However comforting it might be to blame Southern California's movie industry for unleashing Governor Terminator on the state's economy, the real seeds of the current crisis were sewn further north, in the seemingly prosperous corporate parks of Silicon Valley. In fact, the dot.com boom and subsequent, inevitable bust are the real causes of our economic malaise. For while Californians were hit first, hardest and most directly by the rise of dot.com-style capitalism, the rest of us are soon to follow.
Put simply, California cannot afford to pay its bills because its tax base contracted at the same time as its investments tanked. Like any of us contending with the double-whammy of lower pay and shrinking portfolios, the state is getting slammed on both income and savings at the same time. Unable to secure credit, the state will instead be forced pay its bills to citizens and local governments with IOUs.
While the pundits point to real estate speculation and bank insolvencies as the chief cause of California—and the nation's—financial distress, these are both direct results of the late 90's explosion of computer innovation and Internet proliferation.

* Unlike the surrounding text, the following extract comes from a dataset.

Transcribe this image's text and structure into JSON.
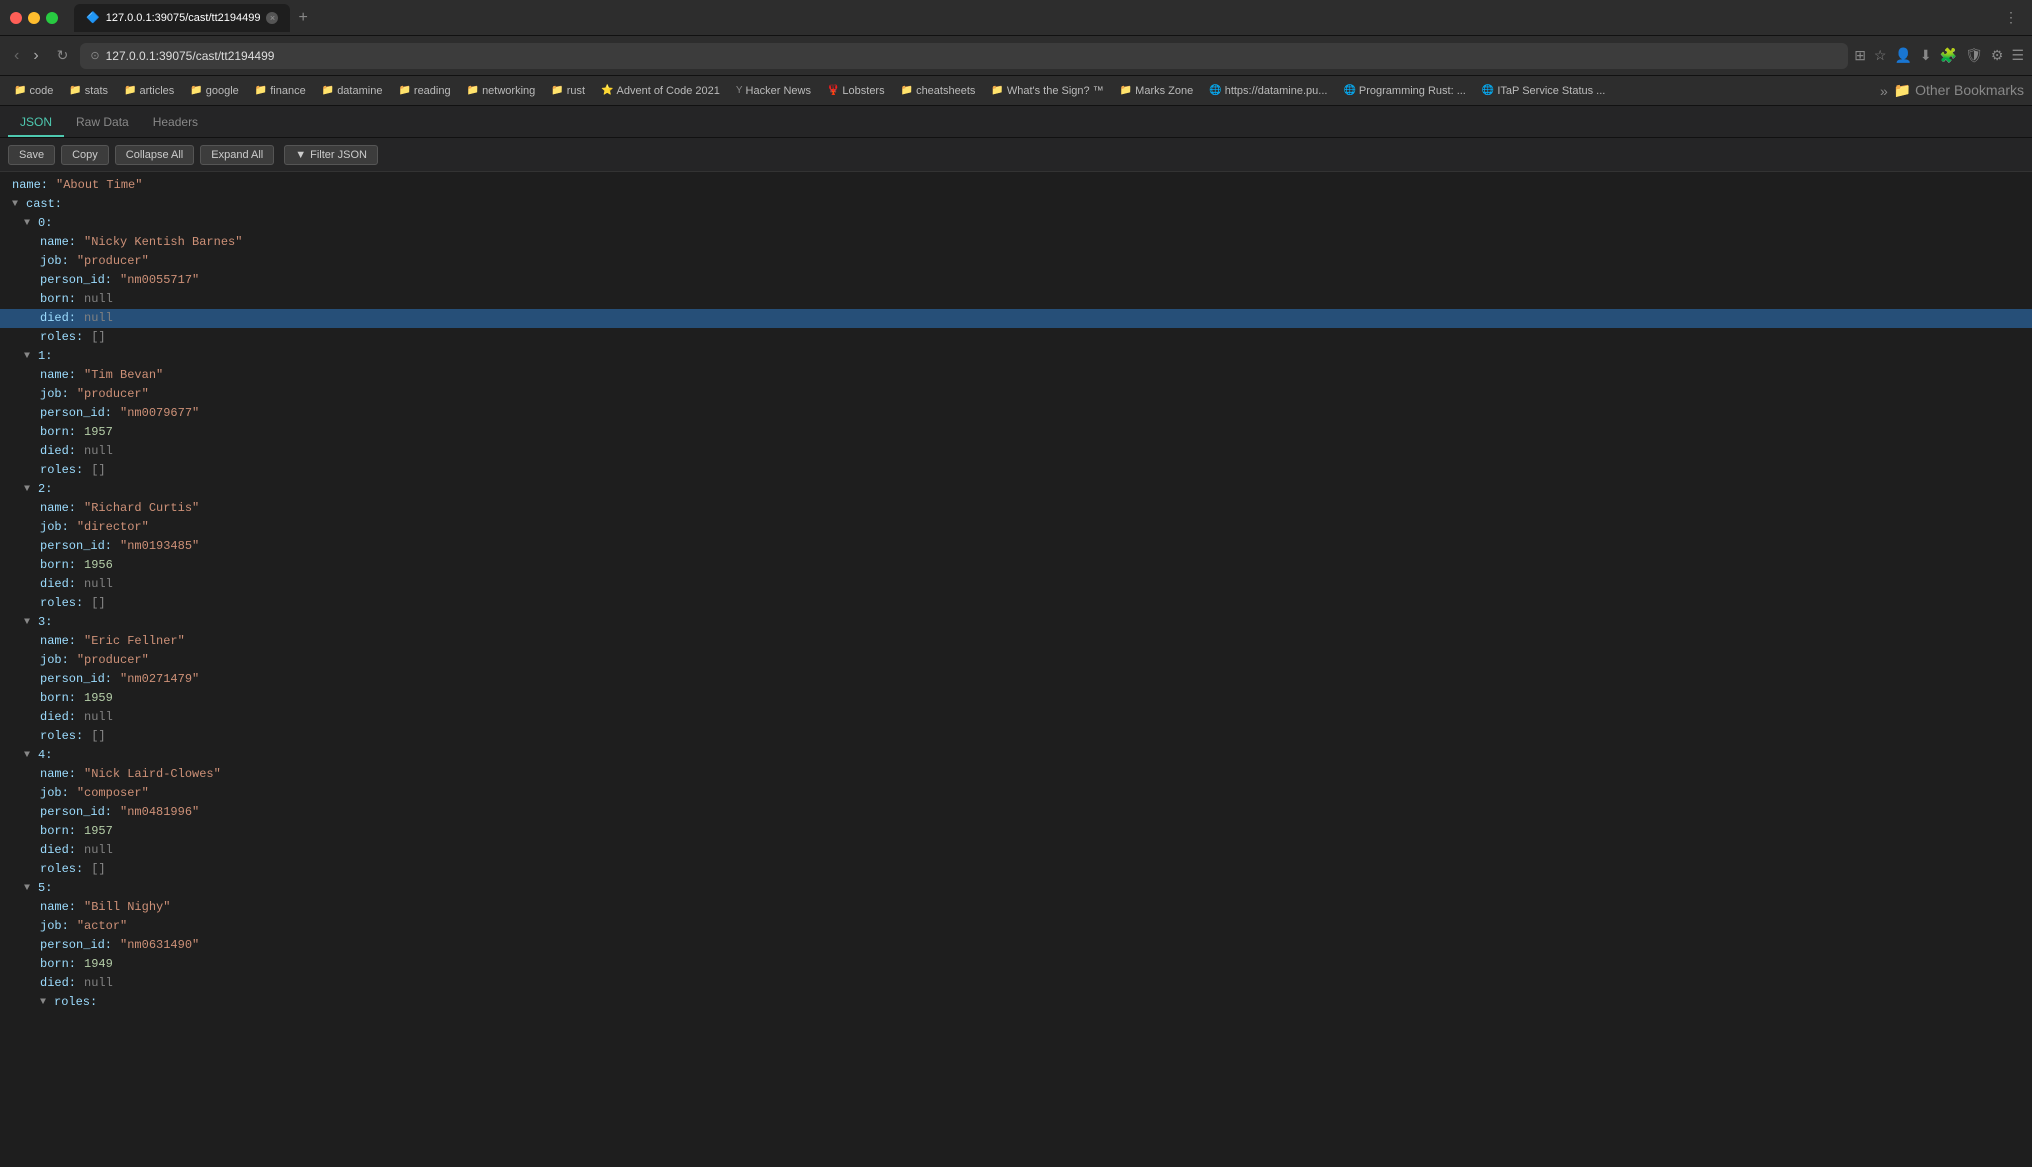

That's right: The Internet crashed the economy.
First, and most obviously, the Internet served as a shiny new calling card for an already-exhausted equities market. The biotech boom of the 80's had failed to spawn a successor, recession appeared interminable, and the emergence of the Internet provided a new "story" through which speculators could be encouraged to buy stock.
The dot.com boom was among the largest collective investments in American history, leading to a near doubling of stockholders—and quadrupling of the NASDAQ index. Where did all this money come from? It was printed by the Fed and then loaned by banks, who used the good times to justify more highly leveraged rates of borrowing, themselves.
Problem was, the dot.com industry—while certainly fun and wonderful—could not support this level of investment. There just wasn't so very much more profit in doing things with chips and wires that used to be done with paper and people. Thus, the crash.
In an effort to orchestrate a soft landing, Alan Greenspan looked for someplace all the money printed for the dot.com boom to go. Real estate was the obvious choice. Banks were enabled to stay in the leveraged lending business, and homes became the asset class to fill in for Pets.com and Lucent.
The real estate crash is really just the second leg of the dot.com crash—the failure of housing to absorb the tremendous cash surplus generated by the irrational exuberance of Internet investors.
And it actually goes deeper than this. The Internet is even more directly at fault. The fact is, most Internet businesses don't require venture capital. The beauty of these technologies is that they decentralize value creation. Anyone with a PC and bandwidth can program the next Twitter or Facebook plug-in, the next iPhone app, or even the next social network. While a few thousand dollars might be nice, the hundreds of millions that venture capitalists want to—need to—invest, simply aren't required. Entrepreneurs who do accept such exorbitant funds do so knowing full well that they won't get paid back. The VCs investment is the entrepreneur's exit strategy.
The banking crisis began with the dot.com industry, because here was a business sector that did not require massive investments of capital in order to grow. (I spent an entire night on the phone with one young entrepreneur who secured $20 million of capital from a venture firm, trying to figure out how to possibly spend it. We could only come up with $2 million of possible expenditures.) What's a bank to do when its money is no longer needed? Especially when contraction is not an option?
So they fail, the tax base decreases, companies based more on their debt structures than their production fail along with them, and we get an economic crisis. Yes, the Internet did all this.
But that's also why the current crisis should be seen as a cause for celebration as well: the Internet actually did what it was supposed to by decentralizing our ability to create and exchange value.
This was the real dream, after all. Not simply to pass messages back and forth, but to dis-intermediate our exchanges. To cut out the middleman, and let people engage and transact directly.
This is, quite simply, cheaper to do. There's less money in it. Not necessarily less money for us, the people doing the exchanging, but less money for the institutions that have traditionally extracted value from our activity. If I can create an application or even a Web site like this one without borrowing a ton of cash from the bank, then I am also undermining America's biggest industry—finance.
While we rightly mourn the collapse of a state's economy, as well as the many that are to follow, we must—at the very least—acknowledge the real culprit. For digital technology not only killed the speculative economy, but stands ready to build us a real one.
Douglas Rushkoff is the author, most recently, of Life Inc.: How the world became a corporation and how to take it back.